3 Ways to Make Faster, Better Decisions
It’s simple. Difficult, also. But simple as well.
1. Get clear on what you’re trying to decide
You’ve probably experienced being in a meeting when there’s a fierce debate about … well, you’re not quite sure any more. The room’s suffered “scope creep” and suddenly the conversation may or may not be about what you think you might be talking about.
If you’re confused, then you’re unlikely to be alone.
Ask this question: What’s the decision we’re looking to make here?
2. Get clear on the data
In The Last Feedback Workshop You’ll Ever Need, we spend some focused time helping people differentiate between facts and judgments.
Facts = what’s true
Judgments = your interpretation of the situation and the people involved.
Straight-forward when you put it like that, but it’s remarkable how quickly we become certain we are that our point of view is The Truth and Nothing But The Truth.
Judgment is important and useful.

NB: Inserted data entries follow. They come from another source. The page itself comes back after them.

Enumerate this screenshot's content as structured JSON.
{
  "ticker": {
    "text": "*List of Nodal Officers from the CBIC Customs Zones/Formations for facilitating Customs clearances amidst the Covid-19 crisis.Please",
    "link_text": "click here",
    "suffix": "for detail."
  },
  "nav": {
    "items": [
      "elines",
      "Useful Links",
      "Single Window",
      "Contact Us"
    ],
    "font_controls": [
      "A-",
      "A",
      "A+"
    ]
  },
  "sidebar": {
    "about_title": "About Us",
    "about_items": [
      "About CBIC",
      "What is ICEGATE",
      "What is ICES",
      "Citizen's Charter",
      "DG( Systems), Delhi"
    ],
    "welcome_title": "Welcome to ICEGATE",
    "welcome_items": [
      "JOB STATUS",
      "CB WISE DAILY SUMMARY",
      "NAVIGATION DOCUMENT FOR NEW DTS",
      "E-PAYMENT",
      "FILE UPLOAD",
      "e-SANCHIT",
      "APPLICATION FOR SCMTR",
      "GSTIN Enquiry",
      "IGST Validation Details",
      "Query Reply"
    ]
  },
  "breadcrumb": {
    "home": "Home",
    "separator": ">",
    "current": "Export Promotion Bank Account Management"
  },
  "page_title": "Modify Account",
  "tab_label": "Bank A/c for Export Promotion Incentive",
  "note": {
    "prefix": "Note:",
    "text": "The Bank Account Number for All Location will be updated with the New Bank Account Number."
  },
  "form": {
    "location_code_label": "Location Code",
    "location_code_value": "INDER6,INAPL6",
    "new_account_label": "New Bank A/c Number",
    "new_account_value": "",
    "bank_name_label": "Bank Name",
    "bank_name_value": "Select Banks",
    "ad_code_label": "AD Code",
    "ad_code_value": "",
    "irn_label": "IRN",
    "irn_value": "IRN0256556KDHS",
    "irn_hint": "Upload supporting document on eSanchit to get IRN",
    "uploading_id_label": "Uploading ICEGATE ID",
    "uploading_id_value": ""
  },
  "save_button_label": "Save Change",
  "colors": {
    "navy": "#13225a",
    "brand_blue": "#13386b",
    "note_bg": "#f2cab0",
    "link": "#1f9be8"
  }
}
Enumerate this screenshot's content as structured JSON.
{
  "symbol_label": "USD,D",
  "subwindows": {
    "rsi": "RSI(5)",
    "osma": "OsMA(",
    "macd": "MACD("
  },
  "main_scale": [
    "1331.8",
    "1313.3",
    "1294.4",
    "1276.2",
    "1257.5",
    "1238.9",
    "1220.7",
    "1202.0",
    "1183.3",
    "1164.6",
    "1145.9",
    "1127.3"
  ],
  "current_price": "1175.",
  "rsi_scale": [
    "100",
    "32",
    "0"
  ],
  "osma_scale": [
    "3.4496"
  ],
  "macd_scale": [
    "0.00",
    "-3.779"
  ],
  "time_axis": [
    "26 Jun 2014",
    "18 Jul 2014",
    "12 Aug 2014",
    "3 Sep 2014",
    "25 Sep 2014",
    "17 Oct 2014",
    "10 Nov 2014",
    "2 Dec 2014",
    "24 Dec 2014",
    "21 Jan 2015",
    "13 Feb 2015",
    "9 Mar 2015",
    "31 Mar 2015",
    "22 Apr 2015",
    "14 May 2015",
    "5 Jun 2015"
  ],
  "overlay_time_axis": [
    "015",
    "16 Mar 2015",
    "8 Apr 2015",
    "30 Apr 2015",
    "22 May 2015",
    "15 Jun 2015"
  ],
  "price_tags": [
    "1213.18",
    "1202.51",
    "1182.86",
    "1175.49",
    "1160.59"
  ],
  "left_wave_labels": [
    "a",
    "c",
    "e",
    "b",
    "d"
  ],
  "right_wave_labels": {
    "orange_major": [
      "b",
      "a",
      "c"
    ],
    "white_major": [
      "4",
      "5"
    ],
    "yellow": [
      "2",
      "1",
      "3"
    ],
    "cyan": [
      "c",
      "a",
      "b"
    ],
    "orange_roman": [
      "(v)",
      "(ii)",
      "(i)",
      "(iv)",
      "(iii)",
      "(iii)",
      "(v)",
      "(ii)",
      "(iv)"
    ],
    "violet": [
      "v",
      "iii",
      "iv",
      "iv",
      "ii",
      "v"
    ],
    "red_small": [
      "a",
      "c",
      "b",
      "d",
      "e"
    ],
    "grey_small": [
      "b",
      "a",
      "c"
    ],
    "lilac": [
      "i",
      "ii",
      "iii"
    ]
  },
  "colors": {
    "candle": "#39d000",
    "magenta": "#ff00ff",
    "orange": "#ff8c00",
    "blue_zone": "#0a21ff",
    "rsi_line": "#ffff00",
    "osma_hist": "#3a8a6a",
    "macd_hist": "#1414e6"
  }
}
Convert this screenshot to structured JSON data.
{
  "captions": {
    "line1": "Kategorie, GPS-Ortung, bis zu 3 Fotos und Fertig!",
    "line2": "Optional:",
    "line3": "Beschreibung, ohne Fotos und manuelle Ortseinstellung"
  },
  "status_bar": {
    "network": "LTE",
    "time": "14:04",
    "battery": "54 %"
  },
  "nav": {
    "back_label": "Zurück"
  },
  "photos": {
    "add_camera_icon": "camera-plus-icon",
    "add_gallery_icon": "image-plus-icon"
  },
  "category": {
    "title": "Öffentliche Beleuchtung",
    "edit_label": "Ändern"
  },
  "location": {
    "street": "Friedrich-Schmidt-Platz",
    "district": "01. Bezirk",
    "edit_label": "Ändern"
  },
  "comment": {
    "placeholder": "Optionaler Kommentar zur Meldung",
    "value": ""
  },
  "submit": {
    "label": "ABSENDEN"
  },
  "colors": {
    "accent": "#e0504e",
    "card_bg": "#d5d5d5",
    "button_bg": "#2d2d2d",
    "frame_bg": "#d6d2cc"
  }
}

But start by creating a shared understanding of what the data is.
Ask this question: What do we know to be true?
3. Get clear on how the decision is going to be made
Is this a democracy? Or a benevolent dictatorship? Or is the decision-maker not even in the room?
Work on the assumption that there’s just one decision maker – or at least, one person who has the last say.
Once that gets clear, there’s less hot air all around.
Ask this question: How do we make a decision here? Who’s “on point” for this?
How do you make decisions more quickly?
How do you make better decisions?